(What you need to do)
Count every line below that contains "image", then state the total with no other output.

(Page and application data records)
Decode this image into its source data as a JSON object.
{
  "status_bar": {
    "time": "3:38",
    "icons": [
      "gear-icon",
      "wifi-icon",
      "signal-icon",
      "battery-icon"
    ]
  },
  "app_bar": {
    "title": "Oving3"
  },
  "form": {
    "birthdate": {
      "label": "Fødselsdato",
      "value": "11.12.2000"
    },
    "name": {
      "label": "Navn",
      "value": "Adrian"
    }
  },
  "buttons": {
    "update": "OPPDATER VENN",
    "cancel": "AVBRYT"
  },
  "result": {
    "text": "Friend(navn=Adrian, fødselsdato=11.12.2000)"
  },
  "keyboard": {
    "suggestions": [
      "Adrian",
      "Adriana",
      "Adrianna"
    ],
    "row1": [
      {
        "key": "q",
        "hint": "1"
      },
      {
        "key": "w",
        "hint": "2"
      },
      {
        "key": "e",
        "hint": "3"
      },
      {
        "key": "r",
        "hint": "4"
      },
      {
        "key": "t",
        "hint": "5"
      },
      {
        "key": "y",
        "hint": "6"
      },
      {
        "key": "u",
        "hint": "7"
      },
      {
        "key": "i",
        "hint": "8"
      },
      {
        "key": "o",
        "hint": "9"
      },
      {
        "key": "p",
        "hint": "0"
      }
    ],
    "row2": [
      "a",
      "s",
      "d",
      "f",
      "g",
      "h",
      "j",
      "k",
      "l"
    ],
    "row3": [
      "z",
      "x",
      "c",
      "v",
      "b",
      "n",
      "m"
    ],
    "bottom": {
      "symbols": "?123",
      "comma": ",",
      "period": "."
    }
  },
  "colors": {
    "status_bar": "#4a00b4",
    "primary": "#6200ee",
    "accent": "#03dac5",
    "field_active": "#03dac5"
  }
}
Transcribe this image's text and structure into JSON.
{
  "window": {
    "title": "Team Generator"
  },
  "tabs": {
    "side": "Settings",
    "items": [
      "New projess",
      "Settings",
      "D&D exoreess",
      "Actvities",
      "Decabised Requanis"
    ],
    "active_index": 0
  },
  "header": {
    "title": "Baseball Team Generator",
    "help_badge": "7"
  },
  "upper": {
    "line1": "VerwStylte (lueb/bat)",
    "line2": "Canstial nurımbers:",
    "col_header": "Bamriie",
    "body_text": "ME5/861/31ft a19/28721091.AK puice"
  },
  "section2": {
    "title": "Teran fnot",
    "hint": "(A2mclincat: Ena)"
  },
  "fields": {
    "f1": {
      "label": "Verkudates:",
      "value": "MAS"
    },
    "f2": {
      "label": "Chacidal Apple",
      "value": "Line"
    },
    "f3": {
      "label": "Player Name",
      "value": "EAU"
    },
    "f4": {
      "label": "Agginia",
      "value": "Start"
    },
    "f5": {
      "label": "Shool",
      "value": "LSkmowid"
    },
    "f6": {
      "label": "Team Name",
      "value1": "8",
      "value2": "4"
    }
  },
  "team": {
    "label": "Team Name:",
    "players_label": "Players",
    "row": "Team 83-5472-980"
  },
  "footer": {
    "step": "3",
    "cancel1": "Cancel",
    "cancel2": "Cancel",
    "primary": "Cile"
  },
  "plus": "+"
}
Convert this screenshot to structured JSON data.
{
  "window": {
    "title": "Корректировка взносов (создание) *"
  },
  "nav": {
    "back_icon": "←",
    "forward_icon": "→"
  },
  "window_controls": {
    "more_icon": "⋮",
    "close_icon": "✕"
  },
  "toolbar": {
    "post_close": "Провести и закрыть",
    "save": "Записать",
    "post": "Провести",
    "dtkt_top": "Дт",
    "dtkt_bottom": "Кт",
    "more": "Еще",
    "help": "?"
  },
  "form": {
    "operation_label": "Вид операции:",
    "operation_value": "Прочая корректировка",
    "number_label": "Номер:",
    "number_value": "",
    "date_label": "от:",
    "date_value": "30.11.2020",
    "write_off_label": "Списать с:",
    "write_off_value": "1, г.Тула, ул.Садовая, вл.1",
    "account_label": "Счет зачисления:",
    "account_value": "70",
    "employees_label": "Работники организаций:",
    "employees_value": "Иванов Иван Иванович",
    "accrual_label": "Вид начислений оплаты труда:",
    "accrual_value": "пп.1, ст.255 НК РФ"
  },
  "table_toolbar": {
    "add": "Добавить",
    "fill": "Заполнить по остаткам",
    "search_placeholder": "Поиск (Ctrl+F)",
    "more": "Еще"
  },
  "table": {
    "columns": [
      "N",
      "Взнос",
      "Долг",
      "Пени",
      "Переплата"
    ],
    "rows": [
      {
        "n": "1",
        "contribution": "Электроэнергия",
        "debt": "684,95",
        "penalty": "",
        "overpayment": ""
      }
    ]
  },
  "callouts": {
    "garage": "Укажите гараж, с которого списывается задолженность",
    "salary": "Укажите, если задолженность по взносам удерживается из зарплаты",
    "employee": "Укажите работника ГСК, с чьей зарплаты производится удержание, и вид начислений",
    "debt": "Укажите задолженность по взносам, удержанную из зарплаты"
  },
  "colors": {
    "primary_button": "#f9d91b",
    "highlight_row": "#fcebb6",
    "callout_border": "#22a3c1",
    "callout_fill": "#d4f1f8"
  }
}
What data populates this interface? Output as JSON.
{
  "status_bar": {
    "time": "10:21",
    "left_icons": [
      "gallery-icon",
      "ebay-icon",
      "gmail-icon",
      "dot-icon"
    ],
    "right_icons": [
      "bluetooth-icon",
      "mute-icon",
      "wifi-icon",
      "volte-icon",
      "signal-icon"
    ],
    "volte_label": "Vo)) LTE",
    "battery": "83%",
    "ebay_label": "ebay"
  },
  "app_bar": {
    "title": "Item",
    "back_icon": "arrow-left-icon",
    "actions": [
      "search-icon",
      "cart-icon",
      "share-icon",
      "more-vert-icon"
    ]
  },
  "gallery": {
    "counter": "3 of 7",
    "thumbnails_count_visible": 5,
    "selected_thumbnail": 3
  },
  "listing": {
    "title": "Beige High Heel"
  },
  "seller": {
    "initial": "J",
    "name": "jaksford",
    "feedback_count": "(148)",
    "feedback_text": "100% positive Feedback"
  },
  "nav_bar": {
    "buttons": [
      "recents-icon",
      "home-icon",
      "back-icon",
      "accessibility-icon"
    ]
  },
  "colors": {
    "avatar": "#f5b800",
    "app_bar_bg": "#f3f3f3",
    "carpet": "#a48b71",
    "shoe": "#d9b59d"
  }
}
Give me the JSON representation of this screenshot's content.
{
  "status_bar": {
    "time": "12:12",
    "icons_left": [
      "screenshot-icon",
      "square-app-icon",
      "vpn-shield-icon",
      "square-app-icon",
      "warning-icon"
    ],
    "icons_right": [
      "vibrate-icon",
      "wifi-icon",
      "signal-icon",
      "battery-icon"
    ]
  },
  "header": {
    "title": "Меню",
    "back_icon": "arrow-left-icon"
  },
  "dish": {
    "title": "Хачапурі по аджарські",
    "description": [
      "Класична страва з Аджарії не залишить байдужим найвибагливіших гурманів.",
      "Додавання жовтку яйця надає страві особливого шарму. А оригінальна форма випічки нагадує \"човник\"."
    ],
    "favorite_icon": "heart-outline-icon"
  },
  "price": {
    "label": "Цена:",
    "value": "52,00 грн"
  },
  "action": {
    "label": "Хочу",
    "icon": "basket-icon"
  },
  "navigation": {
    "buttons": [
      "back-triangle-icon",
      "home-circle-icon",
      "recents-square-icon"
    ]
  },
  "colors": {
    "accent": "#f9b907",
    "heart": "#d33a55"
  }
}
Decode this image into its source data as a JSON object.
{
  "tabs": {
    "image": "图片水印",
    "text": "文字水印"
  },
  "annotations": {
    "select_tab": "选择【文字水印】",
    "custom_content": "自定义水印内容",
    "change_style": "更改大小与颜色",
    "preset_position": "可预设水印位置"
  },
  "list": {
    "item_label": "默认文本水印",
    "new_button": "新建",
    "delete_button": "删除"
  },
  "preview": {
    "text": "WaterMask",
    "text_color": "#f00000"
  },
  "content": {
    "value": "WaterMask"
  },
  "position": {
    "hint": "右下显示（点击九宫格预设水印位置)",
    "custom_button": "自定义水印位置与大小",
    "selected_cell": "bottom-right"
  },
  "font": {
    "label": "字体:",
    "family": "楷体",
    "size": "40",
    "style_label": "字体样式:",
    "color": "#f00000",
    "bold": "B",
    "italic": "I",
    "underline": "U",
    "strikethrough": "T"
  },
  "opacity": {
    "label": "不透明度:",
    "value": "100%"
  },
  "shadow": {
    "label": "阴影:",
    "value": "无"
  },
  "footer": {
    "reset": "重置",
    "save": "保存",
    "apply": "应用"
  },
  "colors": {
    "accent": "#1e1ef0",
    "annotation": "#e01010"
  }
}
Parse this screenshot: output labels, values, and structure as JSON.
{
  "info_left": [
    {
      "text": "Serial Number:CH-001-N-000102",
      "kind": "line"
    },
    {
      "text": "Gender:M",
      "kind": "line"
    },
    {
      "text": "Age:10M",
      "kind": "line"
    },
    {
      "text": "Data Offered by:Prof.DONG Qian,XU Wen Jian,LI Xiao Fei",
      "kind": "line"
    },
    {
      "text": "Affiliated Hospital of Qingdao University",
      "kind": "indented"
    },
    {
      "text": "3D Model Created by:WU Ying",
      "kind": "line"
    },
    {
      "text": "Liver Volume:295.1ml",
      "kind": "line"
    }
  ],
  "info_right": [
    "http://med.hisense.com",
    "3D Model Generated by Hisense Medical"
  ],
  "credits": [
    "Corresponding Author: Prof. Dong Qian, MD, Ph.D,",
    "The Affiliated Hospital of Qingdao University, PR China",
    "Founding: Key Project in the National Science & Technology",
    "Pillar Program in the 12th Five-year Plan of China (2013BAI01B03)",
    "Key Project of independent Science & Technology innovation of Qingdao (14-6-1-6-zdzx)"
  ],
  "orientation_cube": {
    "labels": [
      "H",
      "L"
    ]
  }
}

(Task response)
4